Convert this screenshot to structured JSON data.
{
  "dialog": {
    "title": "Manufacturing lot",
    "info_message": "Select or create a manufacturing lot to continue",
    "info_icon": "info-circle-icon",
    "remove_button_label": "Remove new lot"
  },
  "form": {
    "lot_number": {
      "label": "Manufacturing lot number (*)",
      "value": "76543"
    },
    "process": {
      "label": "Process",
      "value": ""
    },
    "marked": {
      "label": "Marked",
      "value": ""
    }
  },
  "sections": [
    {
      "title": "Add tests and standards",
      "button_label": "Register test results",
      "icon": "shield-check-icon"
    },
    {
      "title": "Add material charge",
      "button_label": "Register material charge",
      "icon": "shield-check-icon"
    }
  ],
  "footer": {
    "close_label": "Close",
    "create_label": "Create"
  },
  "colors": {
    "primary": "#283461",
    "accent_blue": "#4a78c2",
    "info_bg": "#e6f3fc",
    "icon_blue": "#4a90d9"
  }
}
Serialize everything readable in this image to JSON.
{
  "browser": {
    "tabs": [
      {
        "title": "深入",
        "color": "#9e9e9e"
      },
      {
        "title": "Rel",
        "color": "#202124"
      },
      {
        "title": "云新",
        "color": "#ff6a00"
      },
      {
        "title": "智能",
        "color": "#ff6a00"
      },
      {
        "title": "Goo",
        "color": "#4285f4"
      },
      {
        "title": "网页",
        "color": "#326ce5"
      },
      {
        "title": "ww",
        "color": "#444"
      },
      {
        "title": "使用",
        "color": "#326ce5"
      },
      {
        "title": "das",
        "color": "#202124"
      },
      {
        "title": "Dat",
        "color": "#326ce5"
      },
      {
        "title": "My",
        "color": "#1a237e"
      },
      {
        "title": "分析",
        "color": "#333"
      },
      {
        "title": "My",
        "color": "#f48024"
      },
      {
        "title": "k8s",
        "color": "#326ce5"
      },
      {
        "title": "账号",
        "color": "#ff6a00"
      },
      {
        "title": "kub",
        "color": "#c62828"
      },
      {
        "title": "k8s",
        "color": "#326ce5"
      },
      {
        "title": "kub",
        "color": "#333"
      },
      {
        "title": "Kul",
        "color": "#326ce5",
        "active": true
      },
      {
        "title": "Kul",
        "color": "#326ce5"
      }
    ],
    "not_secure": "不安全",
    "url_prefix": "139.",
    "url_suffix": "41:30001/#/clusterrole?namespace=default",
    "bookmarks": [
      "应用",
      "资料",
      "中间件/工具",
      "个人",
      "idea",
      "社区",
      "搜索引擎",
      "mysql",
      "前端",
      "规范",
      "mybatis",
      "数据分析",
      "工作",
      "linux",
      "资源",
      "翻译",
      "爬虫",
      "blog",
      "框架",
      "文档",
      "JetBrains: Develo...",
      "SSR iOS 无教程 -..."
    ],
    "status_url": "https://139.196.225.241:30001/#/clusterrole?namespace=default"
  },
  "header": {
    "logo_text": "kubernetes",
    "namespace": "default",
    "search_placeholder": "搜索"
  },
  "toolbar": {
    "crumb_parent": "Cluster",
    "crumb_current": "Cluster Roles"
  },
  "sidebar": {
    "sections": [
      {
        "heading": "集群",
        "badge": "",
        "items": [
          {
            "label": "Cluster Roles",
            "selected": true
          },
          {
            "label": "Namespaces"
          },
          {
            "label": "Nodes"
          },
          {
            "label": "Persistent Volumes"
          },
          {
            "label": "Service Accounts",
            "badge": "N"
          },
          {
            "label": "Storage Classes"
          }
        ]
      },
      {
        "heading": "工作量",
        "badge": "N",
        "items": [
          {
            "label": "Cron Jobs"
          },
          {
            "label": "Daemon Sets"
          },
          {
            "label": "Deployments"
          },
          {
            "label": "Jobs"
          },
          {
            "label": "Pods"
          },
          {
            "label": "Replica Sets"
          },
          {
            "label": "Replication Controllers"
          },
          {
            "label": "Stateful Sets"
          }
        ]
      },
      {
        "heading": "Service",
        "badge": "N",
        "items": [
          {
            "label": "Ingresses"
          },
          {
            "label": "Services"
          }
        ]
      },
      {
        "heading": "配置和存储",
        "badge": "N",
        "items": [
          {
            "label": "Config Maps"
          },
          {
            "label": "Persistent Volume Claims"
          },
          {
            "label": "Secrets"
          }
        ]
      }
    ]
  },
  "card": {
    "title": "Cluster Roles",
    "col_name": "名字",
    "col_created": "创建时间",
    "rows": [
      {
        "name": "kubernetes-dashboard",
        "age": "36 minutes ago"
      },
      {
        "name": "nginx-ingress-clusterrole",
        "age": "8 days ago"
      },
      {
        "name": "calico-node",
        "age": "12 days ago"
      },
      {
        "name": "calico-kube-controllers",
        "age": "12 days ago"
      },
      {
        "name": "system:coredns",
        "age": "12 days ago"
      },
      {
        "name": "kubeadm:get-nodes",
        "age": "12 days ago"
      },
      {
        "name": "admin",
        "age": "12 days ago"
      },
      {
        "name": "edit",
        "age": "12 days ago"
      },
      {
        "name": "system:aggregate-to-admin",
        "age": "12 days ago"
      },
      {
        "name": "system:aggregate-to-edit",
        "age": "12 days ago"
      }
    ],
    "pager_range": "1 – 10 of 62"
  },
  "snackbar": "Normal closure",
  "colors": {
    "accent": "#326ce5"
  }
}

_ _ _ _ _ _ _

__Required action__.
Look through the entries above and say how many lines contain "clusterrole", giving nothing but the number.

__Exercise solution__.
3